The Neskantaga First Nation in Ontario has been under a boil water advisory for 20 years. Photo by Matawa First Nations
Carly McIntosh wonders why the Canadian government has failed to address long-standing water problems among First Nations in Ontario and British Columbia:
Imagine every morning having to set a full pot of tap water on your stove and continuing to wait for it to boil just to be able to drink it. As a parent it would be a set demand in your daily schedule. Having to live with this issue for over twenty years, it would become your normal style of daily living.
In the north of Ontario, Neskantaga First Nation has been living with this issue for twenty-one straight years. In all of Canada, Neskantaga First Nation has been under the longest running water advisory in history and still running. Neskantaga First Nation's Chief Wayne Moonias has been fighting the Canadian Government constantly on making First Nation's health a top issue in Canada. The Canadian Government has been seen to deal with other political issues instead of giving the time to fight and stop a life-threatening issue.
In 1993 a water treatment plant was built by the Government of Canada, but Chief Wayne Moonias noticed problems were happening with the plant in just seconds. Now it is 2016 and with the fail in Canadian Government, Neskantaga First Nation is still having to deal with this deadly issue. Last year the children on Neskantaga First Nation were developing skin sores all over their body and increase in regularity and severity. Having low chances in seeing doctors and nurses, Neskantaga First Nations did not receive the proper diagnosis.
For many years First Nations have been trying to transport bottled water to their Territories, but through our long Canadian winters the bottled water does not get delivered.
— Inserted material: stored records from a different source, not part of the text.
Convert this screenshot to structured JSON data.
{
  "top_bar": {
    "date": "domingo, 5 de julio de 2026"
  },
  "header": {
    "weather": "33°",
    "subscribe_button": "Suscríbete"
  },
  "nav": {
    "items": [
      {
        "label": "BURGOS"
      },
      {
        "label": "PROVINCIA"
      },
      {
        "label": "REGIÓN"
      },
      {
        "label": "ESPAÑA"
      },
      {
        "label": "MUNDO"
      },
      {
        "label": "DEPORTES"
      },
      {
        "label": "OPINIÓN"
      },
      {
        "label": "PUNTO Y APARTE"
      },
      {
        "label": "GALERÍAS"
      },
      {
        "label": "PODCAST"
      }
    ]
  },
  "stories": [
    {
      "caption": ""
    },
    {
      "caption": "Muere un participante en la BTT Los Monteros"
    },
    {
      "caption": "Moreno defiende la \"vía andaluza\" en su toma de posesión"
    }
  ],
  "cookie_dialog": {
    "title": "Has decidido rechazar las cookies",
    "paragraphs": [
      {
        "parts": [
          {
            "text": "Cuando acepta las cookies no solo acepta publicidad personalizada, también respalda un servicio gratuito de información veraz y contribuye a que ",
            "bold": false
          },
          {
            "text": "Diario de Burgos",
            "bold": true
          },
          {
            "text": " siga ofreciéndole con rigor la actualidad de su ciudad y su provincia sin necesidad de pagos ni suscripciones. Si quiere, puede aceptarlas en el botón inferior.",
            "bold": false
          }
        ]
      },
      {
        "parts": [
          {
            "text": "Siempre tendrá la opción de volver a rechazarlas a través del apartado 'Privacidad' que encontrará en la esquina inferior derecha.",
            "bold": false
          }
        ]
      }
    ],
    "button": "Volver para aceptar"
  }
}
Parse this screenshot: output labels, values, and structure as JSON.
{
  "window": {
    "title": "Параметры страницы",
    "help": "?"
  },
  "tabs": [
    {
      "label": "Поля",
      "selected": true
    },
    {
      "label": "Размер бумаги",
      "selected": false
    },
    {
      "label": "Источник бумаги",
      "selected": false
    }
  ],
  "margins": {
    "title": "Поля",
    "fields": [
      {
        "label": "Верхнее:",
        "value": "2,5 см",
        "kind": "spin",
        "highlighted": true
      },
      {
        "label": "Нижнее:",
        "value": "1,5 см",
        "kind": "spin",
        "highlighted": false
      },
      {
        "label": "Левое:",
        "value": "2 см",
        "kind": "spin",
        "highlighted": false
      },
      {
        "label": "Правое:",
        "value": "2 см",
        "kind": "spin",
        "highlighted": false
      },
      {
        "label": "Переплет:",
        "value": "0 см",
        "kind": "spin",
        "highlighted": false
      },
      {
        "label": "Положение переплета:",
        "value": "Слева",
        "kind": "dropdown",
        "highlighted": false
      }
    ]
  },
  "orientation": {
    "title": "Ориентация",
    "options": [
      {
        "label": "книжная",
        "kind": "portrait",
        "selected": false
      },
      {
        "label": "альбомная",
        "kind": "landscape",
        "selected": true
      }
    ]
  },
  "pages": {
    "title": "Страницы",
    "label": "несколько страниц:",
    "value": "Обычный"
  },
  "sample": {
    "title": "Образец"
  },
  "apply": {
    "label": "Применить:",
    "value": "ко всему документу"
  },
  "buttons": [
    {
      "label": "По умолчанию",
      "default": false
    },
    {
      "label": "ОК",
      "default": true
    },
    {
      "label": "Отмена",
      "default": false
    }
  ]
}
The highways and roads get overly covered in snow making it impossible for vehicles to get through.
The Deadly Waters in the Northern First Nations
(Indian Country Today 8/30)
Why is Canada denying its indigenous peoples clean water?
(The Daily Globe and Mail 8/30)